[Element data from apps and pages]

★ ★ ★ ★ ★

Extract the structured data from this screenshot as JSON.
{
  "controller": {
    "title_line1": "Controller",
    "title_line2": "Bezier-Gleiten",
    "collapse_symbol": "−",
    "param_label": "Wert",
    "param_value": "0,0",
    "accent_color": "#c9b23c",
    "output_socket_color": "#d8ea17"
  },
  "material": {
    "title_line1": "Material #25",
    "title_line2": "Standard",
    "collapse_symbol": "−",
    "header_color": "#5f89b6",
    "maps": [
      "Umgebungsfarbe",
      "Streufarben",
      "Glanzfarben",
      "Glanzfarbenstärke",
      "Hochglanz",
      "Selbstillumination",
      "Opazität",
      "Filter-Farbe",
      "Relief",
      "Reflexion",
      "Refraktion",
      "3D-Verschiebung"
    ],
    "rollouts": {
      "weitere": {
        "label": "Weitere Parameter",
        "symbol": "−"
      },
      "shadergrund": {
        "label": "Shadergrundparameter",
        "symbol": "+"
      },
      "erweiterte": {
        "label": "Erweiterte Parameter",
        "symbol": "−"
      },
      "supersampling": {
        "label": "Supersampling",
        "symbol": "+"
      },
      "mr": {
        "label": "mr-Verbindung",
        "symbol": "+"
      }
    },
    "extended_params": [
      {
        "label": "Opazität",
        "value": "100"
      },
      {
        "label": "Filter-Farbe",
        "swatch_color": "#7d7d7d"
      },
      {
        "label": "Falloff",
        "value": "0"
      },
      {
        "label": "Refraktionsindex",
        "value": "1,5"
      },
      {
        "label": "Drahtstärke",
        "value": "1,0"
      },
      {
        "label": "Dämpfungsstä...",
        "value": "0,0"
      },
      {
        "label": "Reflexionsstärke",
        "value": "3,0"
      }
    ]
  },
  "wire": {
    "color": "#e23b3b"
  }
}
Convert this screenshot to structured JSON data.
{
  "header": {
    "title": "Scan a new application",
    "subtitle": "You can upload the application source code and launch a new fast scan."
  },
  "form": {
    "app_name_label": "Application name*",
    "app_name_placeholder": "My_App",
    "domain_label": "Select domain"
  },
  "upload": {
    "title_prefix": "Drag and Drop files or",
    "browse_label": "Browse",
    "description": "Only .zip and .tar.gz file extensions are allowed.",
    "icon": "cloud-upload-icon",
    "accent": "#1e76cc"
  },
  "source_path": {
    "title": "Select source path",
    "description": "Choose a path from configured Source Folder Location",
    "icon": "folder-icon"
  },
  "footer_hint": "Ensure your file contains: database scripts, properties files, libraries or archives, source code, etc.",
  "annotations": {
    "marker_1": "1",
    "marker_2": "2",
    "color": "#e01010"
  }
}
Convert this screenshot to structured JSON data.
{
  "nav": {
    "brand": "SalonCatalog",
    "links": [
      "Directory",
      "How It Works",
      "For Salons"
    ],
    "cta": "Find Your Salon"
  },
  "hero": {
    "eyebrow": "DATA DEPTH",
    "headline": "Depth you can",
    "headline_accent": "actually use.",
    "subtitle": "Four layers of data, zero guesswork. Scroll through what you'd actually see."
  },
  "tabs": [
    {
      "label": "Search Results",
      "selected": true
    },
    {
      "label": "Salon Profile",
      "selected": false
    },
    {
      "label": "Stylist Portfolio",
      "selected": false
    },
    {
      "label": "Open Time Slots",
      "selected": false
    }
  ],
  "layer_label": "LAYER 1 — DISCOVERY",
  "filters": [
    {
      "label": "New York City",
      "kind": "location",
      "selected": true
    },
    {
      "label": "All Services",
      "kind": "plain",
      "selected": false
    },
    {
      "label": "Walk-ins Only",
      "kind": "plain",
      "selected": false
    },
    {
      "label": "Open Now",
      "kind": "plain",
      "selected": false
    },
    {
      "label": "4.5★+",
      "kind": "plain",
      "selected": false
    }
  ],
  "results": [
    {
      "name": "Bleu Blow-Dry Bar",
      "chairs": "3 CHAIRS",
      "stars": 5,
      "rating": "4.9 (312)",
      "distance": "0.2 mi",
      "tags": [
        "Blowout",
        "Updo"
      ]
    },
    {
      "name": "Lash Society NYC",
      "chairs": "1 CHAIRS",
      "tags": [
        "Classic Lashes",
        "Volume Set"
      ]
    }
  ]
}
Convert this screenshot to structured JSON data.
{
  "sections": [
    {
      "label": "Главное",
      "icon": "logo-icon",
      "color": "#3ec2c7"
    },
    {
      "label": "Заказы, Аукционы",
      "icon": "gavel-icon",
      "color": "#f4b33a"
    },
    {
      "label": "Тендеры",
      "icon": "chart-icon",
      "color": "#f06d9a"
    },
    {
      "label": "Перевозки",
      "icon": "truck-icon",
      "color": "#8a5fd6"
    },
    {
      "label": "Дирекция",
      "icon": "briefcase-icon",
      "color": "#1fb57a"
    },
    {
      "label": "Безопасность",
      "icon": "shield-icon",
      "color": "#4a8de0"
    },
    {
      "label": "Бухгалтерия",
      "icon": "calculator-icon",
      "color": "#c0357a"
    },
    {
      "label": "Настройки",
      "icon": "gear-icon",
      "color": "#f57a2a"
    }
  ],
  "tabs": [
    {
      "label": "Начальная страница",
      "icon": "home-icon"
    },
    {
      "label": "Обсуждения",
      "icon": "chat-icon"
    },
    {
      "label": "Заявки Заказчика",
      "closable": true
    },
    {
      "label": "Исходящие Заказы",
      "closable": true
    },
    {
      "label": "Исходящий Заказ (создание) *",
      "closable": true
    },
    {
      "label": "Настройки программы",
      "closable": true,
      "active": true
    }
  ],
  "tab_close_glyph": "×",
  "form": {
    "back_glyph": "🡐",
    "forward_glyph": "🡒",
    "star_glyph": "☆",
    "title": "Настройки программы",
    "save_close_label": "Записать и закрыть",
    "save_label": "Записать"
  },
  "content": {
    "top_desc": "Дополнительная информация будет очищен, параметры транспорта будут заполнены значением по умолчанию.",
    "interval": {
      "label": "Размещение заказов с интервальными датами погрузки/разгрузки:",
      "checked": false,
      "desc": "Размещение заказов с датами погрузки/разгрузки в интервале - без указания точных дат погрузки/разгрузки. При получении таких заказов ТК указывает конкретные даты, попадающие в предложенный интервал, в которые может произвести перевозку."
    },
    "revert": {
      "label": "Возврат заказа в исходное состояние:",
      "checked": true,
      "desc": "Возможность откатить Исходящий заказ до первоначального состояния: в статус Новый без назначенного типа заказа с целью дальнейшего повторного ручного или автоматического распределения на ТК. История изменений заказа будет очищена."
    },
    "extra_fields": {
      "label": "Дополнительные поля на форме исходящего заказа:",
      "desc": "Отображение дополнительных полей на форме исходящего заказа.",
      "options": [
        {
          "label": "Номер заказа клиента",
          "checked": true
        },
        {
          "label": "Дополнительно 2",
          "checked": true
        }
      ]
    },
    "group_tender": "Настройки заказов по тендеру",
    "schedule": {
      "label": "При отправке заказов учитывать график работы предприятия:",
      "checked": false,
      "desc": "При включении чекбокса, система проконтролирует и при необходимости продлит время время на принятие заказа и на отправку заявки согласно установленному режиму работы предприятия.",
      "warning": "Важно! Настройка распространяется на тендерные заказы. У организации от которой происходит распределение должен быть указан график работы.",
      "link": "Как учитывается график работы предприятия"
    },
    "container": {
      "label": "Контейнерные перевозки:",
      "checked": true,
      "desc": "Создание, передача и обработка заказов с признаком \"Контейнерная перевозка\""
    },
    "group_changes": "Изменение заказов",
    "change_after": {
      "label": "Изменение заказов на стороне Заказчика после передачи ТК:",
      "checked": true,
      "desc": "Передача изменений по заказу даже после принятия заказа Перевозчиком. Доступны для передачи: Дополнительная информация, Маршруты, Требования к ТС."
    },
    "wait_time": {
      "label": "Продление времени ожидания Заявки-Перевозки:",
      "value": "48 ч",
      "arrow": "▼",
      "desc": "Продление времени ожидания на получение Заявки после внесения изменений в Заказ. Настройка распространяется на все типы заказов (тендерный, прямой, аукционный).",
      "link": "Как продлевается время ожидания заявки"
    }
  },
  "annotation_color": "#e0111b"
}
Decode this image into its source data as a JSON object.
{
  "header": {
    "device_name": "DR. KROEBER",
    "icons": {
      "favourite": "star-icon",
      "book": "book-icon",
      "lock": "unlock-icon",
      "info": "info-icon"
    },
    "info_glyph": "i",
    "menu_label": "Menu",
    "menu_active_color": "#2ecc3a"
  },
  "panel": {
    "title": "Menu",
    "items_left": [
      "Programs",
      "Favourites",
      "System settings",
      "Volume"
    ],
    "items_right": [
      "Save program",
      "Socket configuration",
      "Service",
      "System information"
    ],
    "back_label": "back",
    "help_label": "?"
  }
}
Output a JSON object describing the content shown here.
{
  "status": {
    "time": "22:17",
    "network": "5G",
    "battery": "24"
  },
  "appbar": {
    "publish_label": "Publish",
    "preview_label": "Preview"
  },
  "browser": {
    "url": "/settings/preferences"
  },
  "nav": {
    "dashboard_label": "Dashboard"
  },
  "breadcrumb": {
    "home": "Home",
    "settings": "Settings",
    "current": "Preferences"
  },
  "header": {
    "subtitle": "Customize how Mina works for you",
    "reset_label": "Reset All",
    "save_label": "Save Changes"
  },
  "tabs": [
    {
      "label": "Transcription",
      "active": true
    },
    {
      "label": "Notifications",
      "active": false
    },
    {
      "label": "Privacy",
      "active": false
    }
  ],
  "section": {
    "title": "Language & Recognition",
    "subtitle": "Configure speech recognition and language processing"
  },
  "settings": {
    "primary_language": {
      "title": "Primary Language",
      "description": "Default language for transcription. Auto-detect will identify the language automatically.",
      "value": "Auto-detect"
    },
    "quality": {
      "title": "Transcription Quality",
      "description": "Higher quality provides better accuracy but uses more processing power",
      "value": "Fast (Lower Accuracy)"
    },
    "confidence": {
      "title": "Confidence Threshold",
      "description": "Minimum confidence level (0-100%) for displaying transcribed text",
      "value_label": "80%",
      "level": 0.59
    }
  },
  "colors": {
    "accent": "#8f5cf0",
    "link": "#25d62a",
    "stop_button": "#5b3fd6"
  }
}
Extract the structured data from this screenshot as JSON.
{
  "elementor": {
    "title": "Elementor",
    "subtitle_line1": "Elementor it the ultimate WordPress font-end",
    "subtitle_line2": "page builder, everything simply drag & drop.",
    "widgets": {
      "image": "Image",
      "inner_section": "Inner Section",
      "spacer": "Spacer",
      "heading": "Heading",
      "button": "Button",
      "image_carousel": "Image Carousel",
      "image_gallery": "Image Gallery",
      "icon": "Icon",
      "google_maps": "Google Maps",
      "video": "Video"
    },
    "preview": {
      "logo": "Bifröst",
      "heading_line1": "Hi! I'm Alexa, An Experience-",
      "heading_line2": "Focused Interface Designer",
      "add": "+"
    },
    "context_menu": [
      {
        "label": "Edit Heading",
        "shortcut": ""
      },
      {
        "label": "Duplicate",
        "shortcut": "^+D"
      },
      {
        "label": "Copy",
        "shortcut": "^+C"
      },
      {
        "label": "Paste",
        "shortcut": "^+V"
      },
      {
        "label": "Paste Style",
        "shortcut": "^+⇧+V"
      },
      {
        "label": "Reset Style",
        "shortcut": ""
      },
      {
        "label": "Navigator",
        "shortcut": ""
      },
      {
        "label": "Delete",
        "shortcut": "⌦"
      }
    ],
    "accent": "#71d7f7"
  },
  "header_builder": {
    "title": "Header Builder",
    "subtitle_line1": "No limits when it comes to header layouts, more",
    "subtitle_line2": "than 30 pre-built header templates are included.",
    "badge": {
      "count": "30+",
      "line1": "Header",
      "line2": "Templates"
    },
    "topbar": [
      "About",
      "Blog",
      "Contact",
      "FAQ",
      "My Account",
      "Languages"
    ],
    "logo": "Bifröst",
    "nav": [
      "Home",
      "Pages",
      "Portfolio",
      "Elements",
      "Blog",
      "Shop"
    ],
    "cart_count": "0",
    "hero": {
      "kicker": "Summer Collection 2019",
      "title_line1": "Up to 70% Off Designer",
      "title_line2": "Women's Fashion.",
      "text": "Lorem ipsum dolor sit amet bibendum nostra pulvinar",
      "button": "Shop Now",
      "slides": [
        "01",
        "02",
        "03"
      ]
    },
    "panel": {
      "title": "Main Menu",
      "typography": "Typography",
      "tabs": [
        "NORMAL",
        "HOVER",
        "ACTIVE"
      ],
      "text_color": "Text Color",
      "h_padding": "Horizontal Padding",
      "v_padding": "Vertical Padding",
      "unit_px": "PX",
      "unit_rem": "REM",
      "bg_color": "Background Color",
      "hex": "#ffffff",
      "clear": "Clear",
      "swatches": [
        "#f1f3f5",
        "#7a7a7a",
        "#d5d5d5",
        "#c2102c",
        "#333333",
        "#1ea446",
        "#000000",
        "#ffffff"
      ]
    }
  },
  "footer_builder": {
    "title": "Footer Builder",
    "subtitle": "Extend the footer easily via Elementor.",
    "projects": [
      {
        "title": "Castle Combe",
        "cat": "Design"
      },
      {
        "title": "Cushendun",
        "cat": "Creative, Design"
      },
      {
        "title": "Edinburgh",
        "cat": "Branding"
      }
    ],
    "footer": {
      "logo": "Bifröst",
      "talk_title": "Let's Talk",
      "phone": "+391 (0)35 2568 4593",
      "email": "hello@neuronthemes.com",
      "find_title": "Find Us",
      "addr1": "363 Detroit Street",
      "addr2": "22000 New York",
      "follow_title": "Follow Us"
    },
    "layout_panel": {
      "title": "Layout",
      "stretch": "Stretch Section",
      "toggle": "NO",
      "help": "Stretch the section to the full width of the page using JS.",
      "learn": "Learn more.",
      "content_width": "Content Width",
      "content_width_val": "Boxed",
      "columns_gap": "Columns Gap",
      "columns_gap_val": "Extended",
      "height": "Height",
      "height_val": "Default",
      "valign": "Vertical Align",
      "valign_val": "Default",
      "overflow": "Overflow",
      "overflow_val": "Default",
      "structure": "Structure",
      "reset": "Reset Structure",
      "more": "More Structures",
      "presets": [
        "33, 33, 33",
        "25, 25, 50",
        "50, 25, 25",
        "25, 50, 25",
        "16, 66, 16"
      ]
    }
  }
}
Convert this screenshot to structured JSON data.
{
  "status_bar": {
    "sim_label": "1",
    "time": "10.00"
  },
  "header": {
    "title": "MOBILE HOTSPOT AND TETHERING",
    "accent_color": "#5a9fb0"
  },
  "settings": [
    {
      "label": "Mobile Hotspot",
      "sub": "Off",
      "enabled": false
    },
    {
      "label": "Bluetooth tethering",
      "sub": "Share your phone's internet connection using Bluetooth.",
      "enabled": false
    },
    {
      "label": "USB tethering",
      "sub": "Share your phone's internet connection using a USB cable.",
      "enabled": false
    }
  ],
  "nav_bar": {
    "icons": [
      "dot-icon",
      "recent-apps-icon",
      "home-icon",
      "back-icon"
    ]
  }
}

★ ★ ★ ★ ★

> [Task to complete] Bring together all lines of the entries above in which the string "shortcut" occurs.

> [Solution for this task]
        "shortcut": ""
        "shortcut": "^+D"
        "shortcut": "^+C"
        "shortcut": "^+V"
        "shortcut": "^+⇧+V"
        "shortcut": ""
        "shortcut": ""
        "shortcut": "⌦"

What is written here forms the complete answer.